→ **WHAT YOU SHOULD DO**: Where does the string "Administration" occur in the records? Copy each line that holds it.
RECORDS SUPPLIED Start Marker
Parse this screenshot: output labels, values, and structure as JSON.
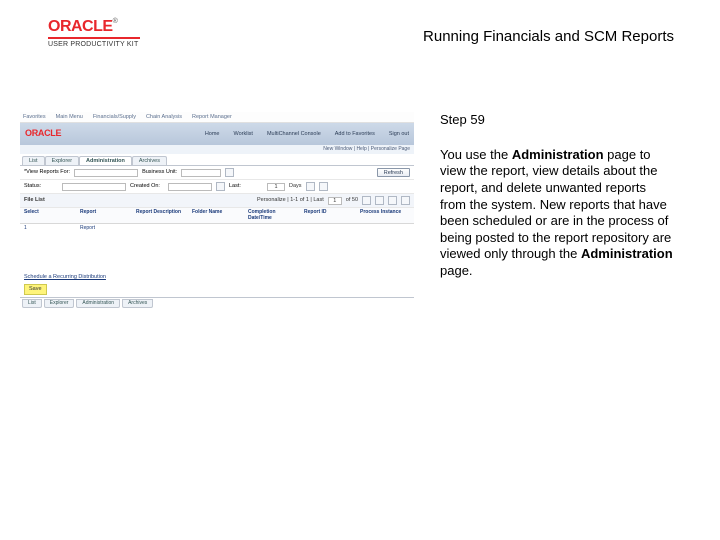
{
  "header": {
    "brand": "ORACLE",
    "tm": "®",
    "kit": "USER PRODUCTIVITY KIT",
    "title": "Running Financials and SCM Reports"
  },
  "right": {
    "step": "Step 59",
    "p1a": "You use the ",
    "p1b": "Administration",
    "p1c": " page to view the report, view details about the report, and delete unwanted reports from the system. New reports that have been scheduled or are in the process of being posted to the report repository are viewed only through the ",
    "p1d": "Administration",
    "p1e": " page."
  },
  "ss": {
    "top": {
      "fav": "Favorites",
      "menu": "Main Menu",
      "br1": "Financials/Supply",
      "br2": "Chain Analysis",
      "br3": "Report Manager",
      "btn1": "Home",
      "btn2": "Worklist",
      "btn3": "MultiChannel Console",
      "btn4": "Add to Favorites",
      "btn5": "Sign out"
    },
    "logobar": {
      "brand": "ORACLE"
    },
    "subbar": "New Window | Help | Personalize Page",
    "tabs": {
      "t1": "List",
      "t2": "Explorer",
      "t3": "Administration",
      "t4": "Archives"
    },
    "row1": {
      "lbl1": "*View Reports For:",
      "val1": "",
      "lbl2": "Business Unit:",
      "btnRefresh": "Refresh"
    },
    "row2": {
      "lbl1": "Status:",
      "lbl2": "Created On:",
      "lbl3": "Last:",
      "val3": "1",
      "unit": "Days"
    },
    "fileList": {
      "header": "File List",
      "paging": "Personalize | 1-1 of 1 | Last",
      "page": "1",
      "of": "of 50"
    },
    "grid": {
      "h1": "Select",
      "h2": "Report",
      "h3": "Report Description",
      "h4": "Folder Name",
      "h5": "Completion Date/Time",
      "h6": "Report ID",
      "h7": "Process Instance",
      "d1": "1",
      "d2": "Report"
    },
    "foot": {
      "link": "Schedule a Recurring Distribution",
      "save": "Save",
      "bt1": "List",
      "bt2": "Explorer",
      "bt3": "Administration",
      "bt4": "Archives"
    }
  }
}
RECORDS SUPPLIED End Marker
→ **RESPONSE TO THE TASK**:
    "p1b": "Administration",
    "p1d": "Administration",
      "t3": "Administration",
      "bt3": "Administration",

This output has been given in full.